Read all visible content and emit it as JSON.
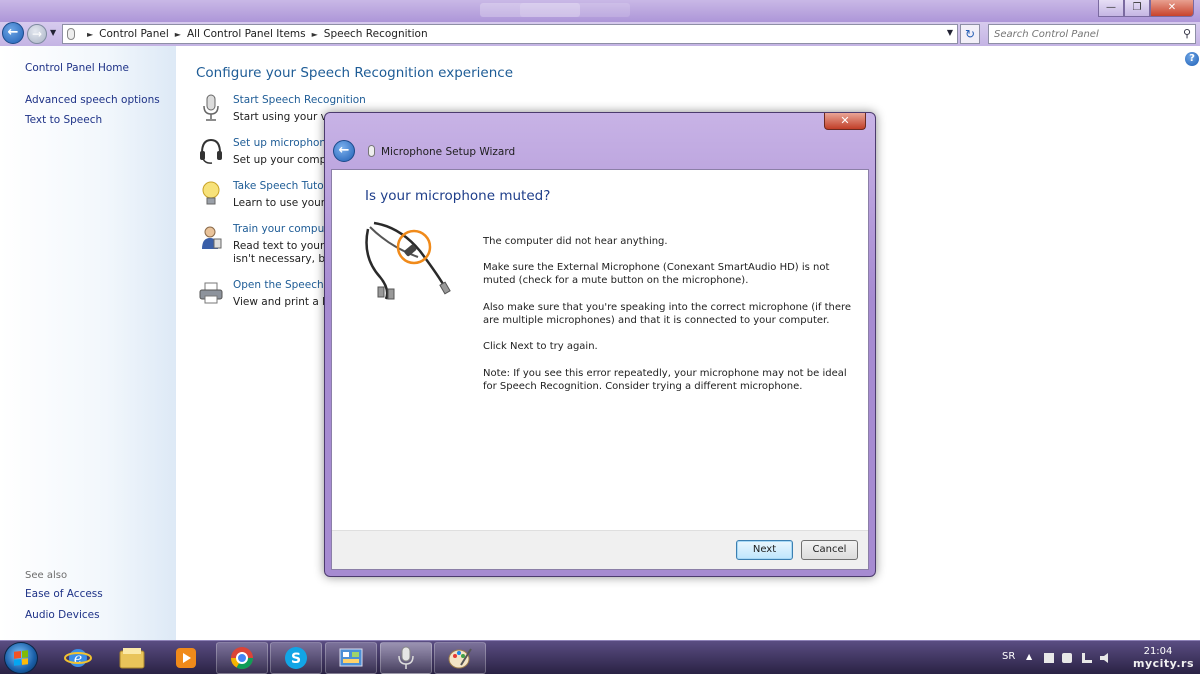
{
  "window": {
    "address_crumbs": [
      "Control Panel",
      "All Control Panel Items",
      "Speech Recognition"
    ],
    "search_placeholder": "Search Control Panel"
  },
  "sidebar": {
    "home": "Control Panel Home",
    "links": [
      "Advanced speech options",
      "Text to Speech"
    ],
    "see_also_label": "See also",
    "see_also_links": [
      "Ease of Access",
      "Audio Devices"
    ]
  },
  "main": {
    "title": "Configure your Speech Recognition experience",
    "tasks": [
      {
        "icon": "microphone-icon",
        "link": "Start Speech Recognition",
        "desc": "Start using your voi",
        "desc2": ""
      },
      {
        "icon": "headset-icon",
        "link": "Set up microphone",
        "desc": "Set up your comput",
        "desc2": ""
      },
      {
        "icon": "lightbulb-icon",
        "link": "Take Speech Tutori",
        "desc": "Learn to use your co",
        "desc2": ""
      },
      {
        "icon": "user-train-icon",
        "link": "Train your compute",
        "desc": "Read text to your co",
        "desc2": "isn't necessary, but"
      },
      {
        "icon": "printer-icon",
        "link": "Open the Speech Re",
        "desc": "View and print a list",
        "desc2": ""
      }
    ]
  },
  "dialog": {
    "title": "Microphone Setup Wizard",
    "heading": "Is your microphone muted?",
    "messages": [
      "The computer did not hear anything.",
      "Make sure the External Microphone (Conexant SmartAudio HD) is not muted (check for a mute button on the microphone).",
      " Also make sure that you're speaking into the correct microphone (if there are multiple microphones) and that it is connected to your computer.",
      "Click Next to try again.",
      "Note: If you see this error repeatedly, your microphone may not be ideal for Speech Recognition. Consider trying a different microphone."
    ],
    "next_label": "Next",
    "cancel_label": "Cancel"
  },
  "taskbar": {
    "apps": [
      "internet-explorer-icon",
      "folder-icon",
      "media-player-icon",
      "chrome-icon",
      "skype-icon",
      "control-panel-icon",
      "speech-mic-icon",
      "paint-icon"
    ],
    "language": "SR",
    "time": "21:04",
    "watermark": "mycity.rs"
  },
  "colors": {
    "link": "#1e5c96",
    "title_text": "#1e5c96",
    "dialog_frame": "#a68bd1",
    "taskbar": "#2a2244"
  }
}
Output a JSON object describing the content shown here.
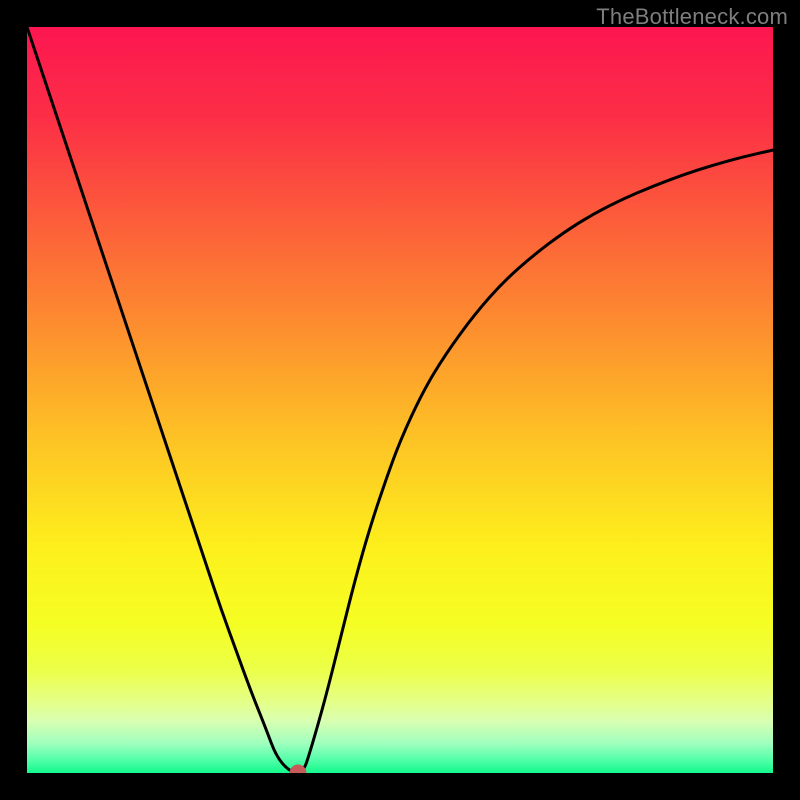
{
  "watermark": "TheBottleneck.com",
  "colors": {
    "frame": "#000000",
    "marker": "#c85a5a",
    "gradient_stops": [
      {
        "pct": 0,
        "color": "#fc1650"
      },
      {
        "pct": 12,
        "color": "#fc2e46"
      },
      {
        "pct": 25,
        "color": "#fc5a3b"
      },
      {
        "pct": 40,
        "color": "#fd8d2f"
      },
      {
        "pct": 55,
        "color": "#fdc225"
      },
      {
        "pct": 70,
        "color": "#fdf01c"
      },
      {
        "pct": 80,
        "color": "#f5fe23"
      },
      {
        "pct": 86,
        "color": "#ecff47"
      },
      {
        "pct": 90,
        "color": "#e6ff81"
      },
      {
        "pct": 93,
        "color": "#d9ffb1"
      },
      {
        "pct": 96,
        "color": "#a0ffbe"
      },
      {
        "pct": 98,
        "color": "#5bffac"
      },
      {
        "pct": 100,
        "color": "#13f98d"
      }
    ]
  },
  "chart_data": {
    "type": "line",
    "title": "",
    "xlabel": "",
    "ylabel": "",
    "xlim": [
      0,
      100
    ],
    "ylim": [
      0,
      100
    ],
    "grid": false,
    "legend": false,
    "series": [
      {
        "name": "bottleneck-curve",
        "x": [
          0,
          2,
          4,
          6,
          8,
          10,
          12,
          14,
          16,
          18,
          20,
          22,
          24,
          26,
          28,
          30,
          32,
          33.5,
          35.5,
          37,
          38,
          40,
          42,
          44,
          46,
          48,
          50,
          53,
          56,
          60,
          64,
          68,
          72,
          76,
          80,
          84,
          88,
          92,
          96,
          100
        ],
        "y": [
          100,
          94,
          88,
          82,
          76,
          70,
          64,
          58,
          52,
          46,
          40,
          34,
          28,
          22,
          16.5,
          11,
          6,
          2,
          0,
          0,
          3,
          10,
          18,
          26,
          33,
          39,
          44.5,
          51,
          56,
          61.5,
          66,
          69.5,
          72.5,
          75,
          77,
          78.7,
          80.2,
          81.5,
          82.6,
          83.5
        ]
      }
    ],
    "annotations": [
      {
        "name": "optimal-point",
        "x": 36.3,
        "y": 0
      }
    ]
  }
}
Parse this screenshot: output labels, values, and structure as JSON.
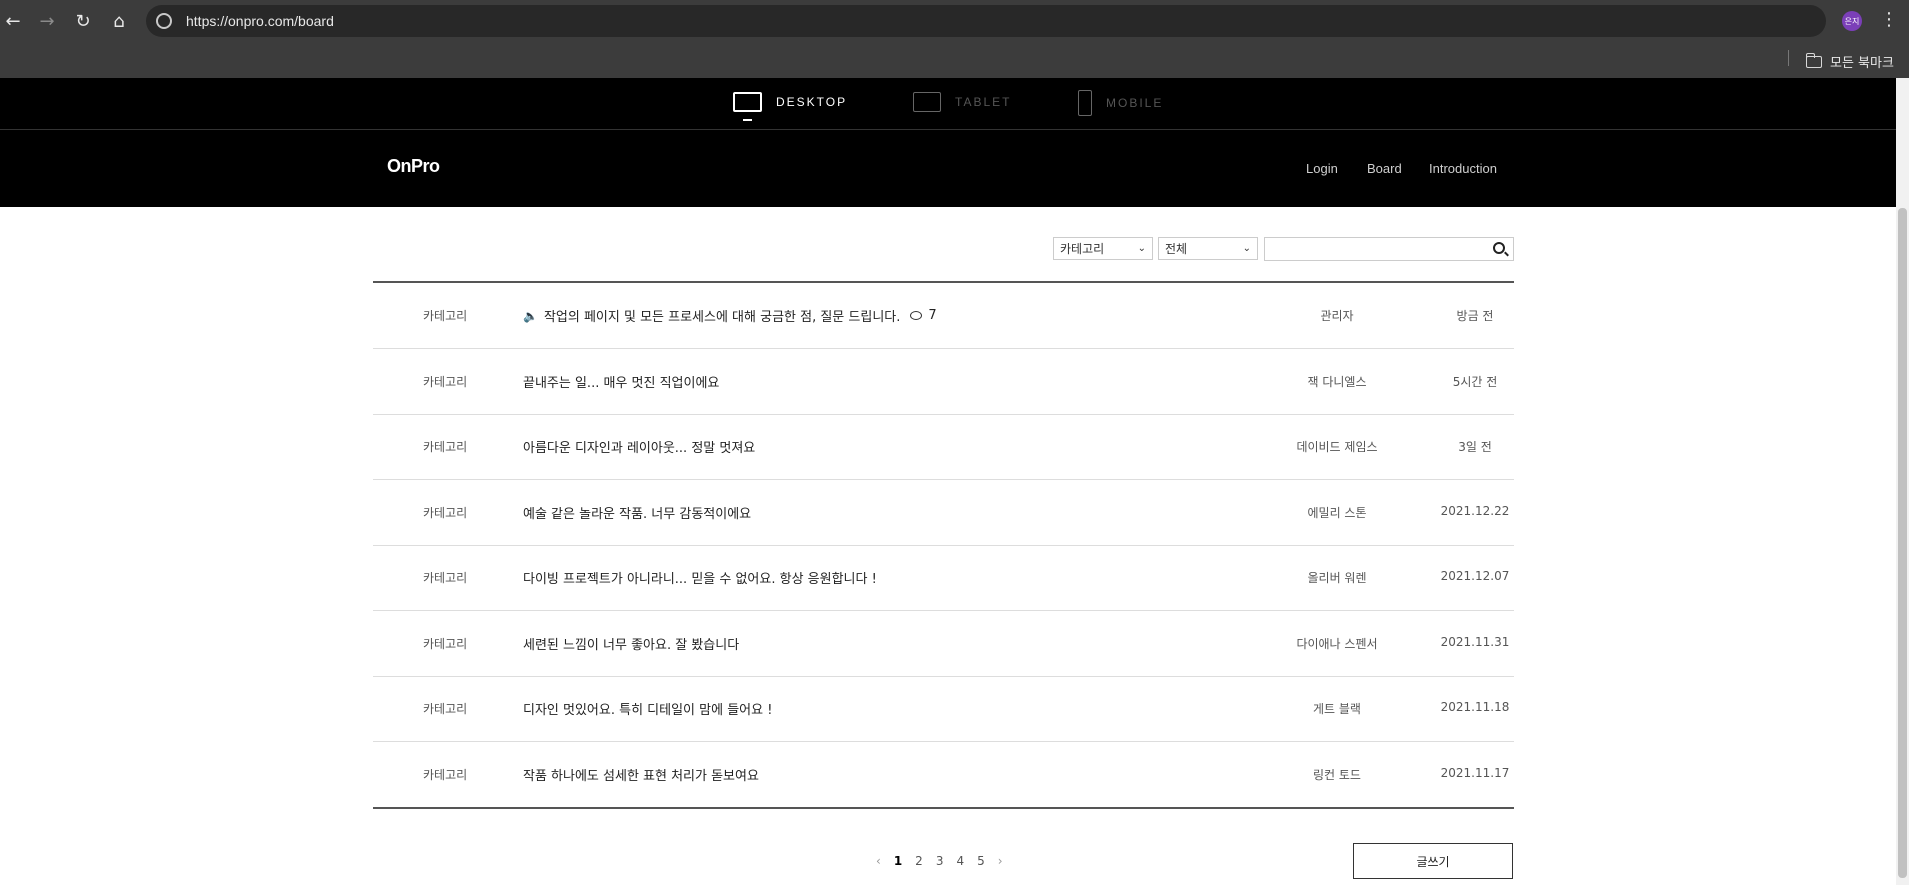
{
  "browser": {
    "url": "https://onpro.com/board",
    "profile_label": "은지",
    "bookmarks_label": "모든 북마크"
  },
  "devices": [
    {
      "label": "DESKTOP",
      "active": true
    },
    {
      "label": "TABLET",
      "active": false
    },
    {
      "label": "MOBILE",
      "active": false
    }
  ],
  "site": {
    "logo": "OnPro",
    "nav": [
      "Login",
      "Board",
      "Introduction"
    ]
  },
  "filters": {
    "category_select": "카테고리",
    "scope_select": "전체",
    "search_value": ""
  },
  "posts": [
    {
      "category": "카테고리",
      "title": "작업의 페이지 및 모든 프로세스에 대해 궁금한 점, 질문 드립니다.",
      "comments": "7",
      "author": "관리자",
      "date": "방금 전",
      "notice": true
    },
    {
      "category": "카테고리",
      "title": "끝내주는 일... 매우 멋진 직업이에요",
      "comments": "",
      "author": "잭 다니엘스",
      "date": "5시간 전",
      "notice": false
    },
    {
      "category": "카테고리",
      "title": "아름다운 디자인과 레이아웃... 정말 멋져요",
      "comments": "",
      "author": "데이비드 제임스",
      "date": "3일 전",
      "notice": false
    },
    {
      "category": "카테고리",
      "title": "예술 같은 놀라운 작품. 너무 감동적이에요",
      "comments": "",
      "author": "에밀리 스톤",
      "date": "2021.12.22",
      "notice": false
    },
    {
      "category": "카테고리",
      "title": "다이빙 프로젝트가 아니라니... 믿을 수 없어요. 항상 응원합니다 !",
      "comments": "",
      "author": "올리버 워렌",
      "date": "2021.12.07",
      "notice": false
    },
    {
      "category": "카테고리",
      "title": "세련된 느낌이 너무 좋아요. 잘 봤습니다",
      "comments": "",
      "author": "다이애나 스펜서",
      "date": "2021.11.31",
      "notice": false
    },
    {
      "category": "카테고리",
      "title": "디자인 멋있어요. 특히 디테일이 맘에 들어요 !",
      "comments": "",
      "author": "게트 블랙",
      "date": "2021.11.18",
      "notice": false
    },
    {
      "category": "카테고리",
      "title": "작품 하나에도 섬세한 표현 처리가 돋보여요",
      "comments": "",
      "author": "링컨 토드",
      "date": "2021.11.17",
      "notice": false
    }
  ],
  "pagination": {
    "prev": "‹",
    "pages": [
      "1",
      "2",
      "3",
      "4",
      "5"
    ],
    "current": "1",
    "next": "›"
  },
  "write_button": "글쓰기"
}
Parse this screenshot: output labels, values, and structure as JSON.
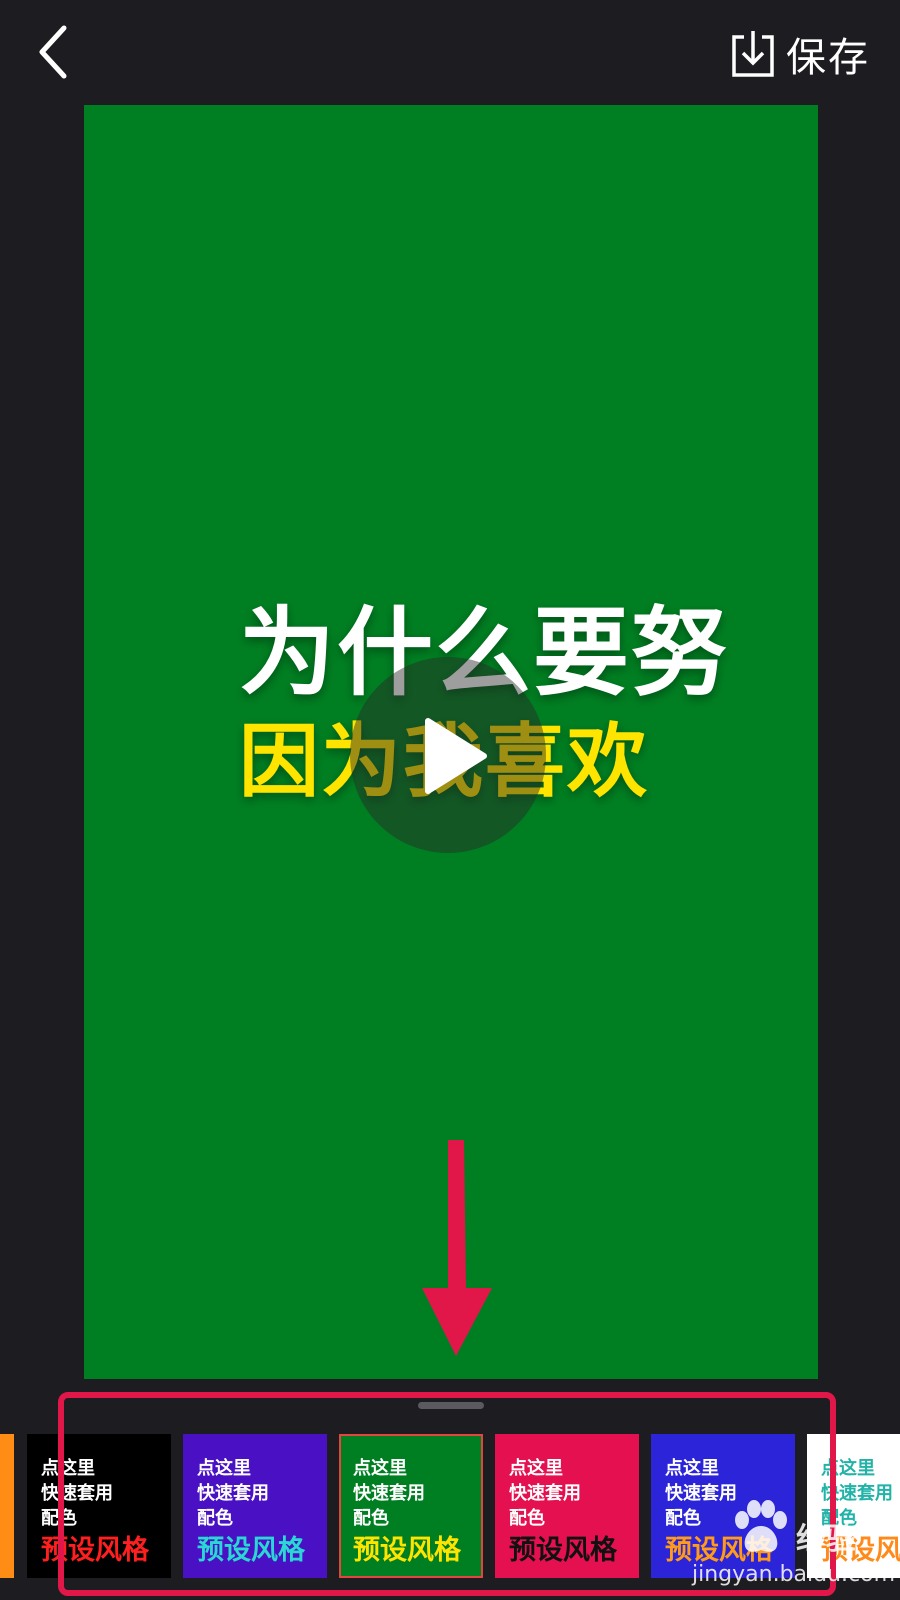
{
  "header": {
    "save_label": "保存"
  },
  "video": {
    "line1": "为什么要努",
    "line2": "因为我喜欢",
    "background": "#007f22",
    "line1_color": "#ffffff",
    "line2_color": "#ffe400"
  },
  "style_cards": [
    {
      "line1": "",
      "line2": "",
      "line3": "",
      "title": "",
      "bg": "#ff8c14",
      "title_color": "#ffffff",
      "selected": false
    },
    {
      "line1": "点这里",
      "line2": "快速套用",
      "line3": "配色",
      "title": "预设风格",
      "bg": "#000000",
      "title_color": "#ff1f1f",
      "selected": false
    },
    {
      "line1": "点这里",
      "line2": "快速套用",
      "line3": "配色",
      "title": "预设风格",
      "bg": "#4a10c4",
      "title_color": "#2ad7d4",
      "selected": false
    },
    {
      "line1": "点这里",
      "line2": "快速套用",
      "line3": "配色",
      "title": "预设风格",
      "bg": "#007f22",
      "title_color": "#ffe400",
      "selected": true
    },
    {
      "line1": "点这里",
      "line2": "快速套用",
      "line3": "配色",
      "title": "预设风格",
      "bg": "#e5104f",
      "title_color": "#111111",
      "selected": false
    },
    {
      "line1": "点这里",
      "line2": "快速套用",
      "line3": "配色",
      "title": "预设风格",
      "bg": "#2b24d8",
      "title_color": "#ff9a1a",
      "selected": false
    },
    {
      "line1": "点这里",
      "line2": "快速套用",
      "line3": "配色",
      "title": "预设风格",
      "bg": "#ffffff",
      "title_color": "#ff8a1a",
      "line_color": "#21b3a8",
      "selected": false
    }
  ],
  "annotation": {
    "color": "#e11649"
  },
  "watermark": {
    "text": "经验",
    "url": "jingyan.baidu.com"
  }
}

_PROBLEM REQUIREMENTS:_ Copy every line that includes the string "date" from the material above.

_TASK RESULT:_
      "date": "방금 전",
      "date": "5시간 전",
      "date": "3일 전",
      "date": "2021.12.22",
      "date": "2021.12.07",
      "date": "2021.11.31",
      "date": "2021.11.18",
      "date": "2021.11.17",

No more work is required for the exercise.